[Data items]
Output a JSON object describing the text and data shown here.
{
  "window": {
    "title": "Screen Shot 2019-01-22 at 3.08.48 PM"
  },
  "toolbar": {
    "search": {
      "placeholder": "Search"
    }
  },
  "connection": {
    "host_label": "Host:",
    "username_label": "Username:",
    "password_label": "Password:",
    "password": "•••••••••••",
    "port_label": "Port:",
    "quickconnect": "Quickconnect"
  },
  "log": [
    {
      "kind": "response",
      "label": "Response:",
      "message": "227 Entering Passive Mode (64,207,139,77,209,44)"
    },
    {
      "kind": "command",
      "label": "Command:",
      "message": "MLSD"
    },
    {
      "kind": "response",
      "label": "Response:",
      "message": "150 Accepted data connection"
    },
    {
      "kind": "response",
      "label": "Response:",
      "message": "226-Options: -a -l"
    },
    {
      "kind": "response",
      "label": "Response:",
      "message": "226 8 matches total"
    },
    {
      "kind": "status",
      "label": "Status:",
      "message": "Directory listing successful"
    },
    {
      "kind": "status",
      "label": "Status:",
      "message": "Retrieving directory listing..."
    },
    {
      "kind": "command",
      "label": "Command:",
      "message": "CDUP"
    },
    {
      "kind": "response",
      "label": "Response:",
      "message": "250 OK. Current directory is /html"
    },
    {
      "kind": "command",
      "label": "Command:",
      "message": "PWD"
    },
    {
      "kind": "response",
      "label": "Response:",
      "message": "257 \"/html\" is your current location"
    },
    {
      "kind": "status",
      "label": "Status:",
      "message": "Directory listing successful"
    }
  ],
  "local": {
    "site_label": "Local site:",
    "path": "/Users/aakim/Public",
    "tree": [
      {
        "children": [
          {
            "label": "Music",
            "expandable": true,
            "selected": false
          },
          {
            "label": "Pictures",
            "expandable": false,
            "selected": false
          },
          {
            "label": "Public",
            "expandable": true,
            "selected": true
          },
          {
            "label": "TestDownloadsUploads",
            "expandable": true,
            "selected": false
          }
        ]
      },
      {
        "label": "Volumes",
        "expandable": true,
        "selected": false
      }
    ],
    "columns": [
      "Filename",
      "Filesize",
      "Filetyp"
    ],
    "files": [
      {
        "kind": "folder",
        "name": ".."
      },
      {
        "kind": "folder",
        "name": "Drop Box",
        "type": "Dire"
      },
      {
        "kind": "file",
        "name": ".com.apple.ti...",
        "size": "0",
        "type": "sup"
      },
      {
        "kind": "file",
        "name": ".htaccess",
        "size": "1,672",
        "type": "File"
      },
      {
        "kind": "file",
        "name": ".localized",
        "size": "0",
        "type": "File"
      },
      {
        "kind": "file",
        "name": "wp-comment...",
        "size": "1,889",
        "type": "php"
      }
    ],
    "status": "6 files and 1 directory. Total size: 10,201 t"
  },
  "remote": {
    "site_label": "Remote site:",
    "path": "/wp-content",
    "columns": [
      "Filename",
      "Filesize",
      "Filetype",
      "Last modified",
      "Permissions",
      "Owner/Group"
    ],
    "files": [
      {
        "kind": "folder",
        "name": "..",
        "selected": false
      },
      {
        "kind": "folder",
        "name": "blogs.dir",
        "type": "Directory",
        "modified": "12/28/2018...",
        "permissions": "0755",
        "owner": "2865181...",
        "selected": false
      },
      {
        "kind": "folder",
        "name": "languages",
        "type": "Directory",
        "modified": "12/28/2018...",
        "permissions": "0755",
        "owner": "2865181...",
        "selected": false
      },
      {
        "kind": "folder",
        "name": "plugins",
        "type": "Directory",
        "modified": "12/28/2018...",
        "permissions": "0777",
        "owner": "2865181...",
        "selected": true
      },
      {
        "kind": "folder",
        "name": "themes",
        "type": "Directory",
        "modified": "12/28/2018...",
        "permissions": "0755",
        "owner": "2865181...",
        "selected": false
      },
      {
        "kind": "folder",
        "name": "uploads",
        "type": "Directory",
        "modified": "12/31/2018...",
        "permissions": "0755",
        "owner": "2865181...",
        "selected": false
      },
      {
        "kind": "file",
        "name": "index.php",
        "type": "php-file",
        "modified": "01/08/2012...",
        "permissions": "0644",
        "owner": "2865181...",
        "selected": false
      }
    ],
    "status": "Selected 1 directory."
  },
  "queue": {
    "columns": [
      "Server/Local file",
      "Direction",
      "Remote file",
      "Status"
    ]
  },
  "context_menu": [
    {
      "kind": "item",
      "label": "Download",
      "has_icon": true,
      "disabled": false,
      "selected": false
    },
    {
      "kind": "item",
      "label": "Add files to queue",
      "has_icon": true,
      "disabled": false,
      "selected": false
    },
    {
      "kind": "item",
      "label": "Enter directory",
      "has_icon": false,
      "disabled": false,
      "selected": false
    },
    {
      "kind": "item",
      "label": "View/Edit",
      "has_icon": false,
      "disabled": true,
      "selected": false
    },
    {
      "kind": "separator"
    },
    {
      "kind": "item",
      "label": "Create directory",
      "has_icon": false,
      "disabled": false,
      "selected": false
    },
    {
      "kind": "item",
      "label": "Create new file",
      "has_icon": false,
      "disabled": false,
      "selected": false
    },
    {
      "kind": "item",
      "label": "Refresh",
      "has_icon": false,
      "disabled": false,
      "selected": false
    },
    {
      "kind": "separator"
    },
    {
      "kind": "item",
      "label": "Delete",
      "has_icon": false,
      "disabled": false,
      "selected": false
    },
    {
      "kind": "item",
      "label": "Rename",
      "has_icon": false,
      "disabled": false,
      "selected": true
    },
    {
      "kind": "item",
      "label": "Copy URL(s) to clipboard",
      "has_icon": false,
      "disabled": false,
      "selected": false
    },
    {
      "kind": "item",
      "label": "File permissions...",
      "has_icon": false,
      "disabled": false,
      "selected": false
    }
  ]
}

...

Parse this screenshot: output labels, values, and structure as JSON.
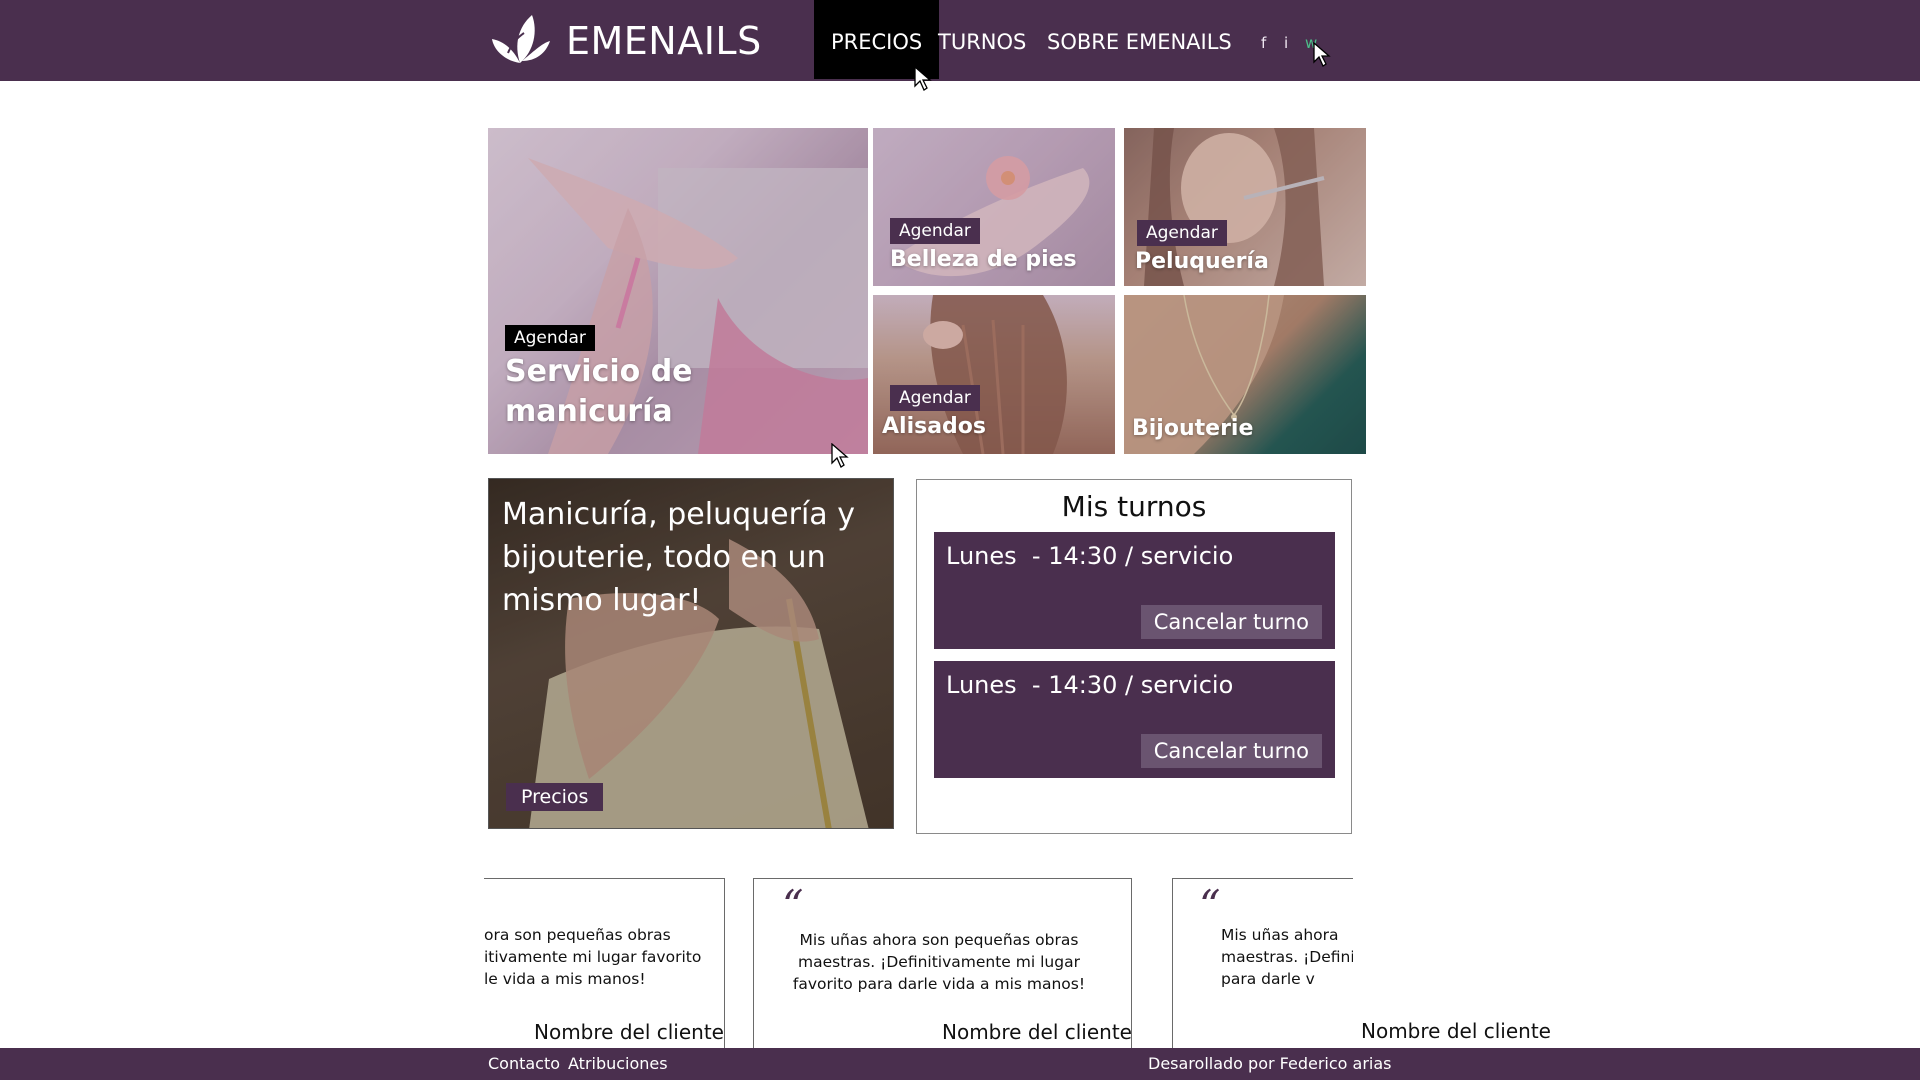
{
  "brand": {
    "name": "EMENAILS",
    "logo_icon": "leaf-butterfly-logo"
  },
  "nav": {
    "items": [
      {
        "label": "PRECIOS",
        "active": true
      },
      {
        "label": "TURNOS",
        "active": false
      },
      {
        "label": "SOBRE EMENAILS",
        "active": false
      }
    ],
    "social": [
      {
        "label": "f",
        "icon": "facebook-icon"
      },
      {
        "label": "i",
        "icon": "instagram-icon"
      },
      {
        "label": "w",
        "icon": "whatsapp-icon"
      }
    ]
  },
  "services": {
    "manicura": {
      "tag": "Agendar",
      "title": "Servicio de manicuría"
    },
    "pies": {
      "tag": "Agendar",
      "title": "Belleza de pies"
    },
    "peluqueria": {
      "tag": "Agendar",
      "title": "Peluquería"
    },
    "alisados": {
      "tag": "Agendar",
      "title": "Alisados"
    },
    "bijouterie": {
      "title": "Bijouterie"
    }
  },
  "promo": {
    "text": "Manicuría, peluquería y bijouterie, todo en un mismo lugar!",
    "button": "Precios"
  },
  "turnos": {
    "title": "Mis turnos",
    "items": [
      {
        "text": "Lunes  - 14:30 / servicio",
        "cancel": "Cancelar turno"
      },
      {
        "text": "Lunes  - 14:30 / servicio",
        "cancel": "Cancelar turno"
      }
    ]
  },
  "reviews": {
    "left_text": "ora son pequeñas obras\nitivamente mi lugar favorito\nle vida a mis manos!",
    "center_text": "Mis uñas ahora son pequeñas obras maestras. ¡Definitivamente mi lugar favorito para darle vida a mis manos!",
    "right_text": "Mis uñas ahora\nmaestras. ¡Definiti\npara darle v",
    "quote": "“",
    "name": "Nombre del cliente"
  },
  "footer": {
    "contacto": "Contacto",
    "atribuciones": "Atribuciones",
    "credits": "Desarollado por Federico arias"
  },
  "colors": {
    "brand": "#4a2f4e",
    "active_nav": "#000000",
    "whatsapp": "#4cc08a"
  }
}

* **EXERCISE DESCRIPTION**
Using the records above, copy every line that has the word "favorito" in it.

* **ANSWER SPACE**
    "left_text": "ora son pequeñas obras\nitivamente mi lugar favorito\nle vida a mis manos!",
    "center_text": "Mis uñas ahora son pequeñas obras maestras. ¡Definitivamente mi lugar favorito para darle vida a mis manos!",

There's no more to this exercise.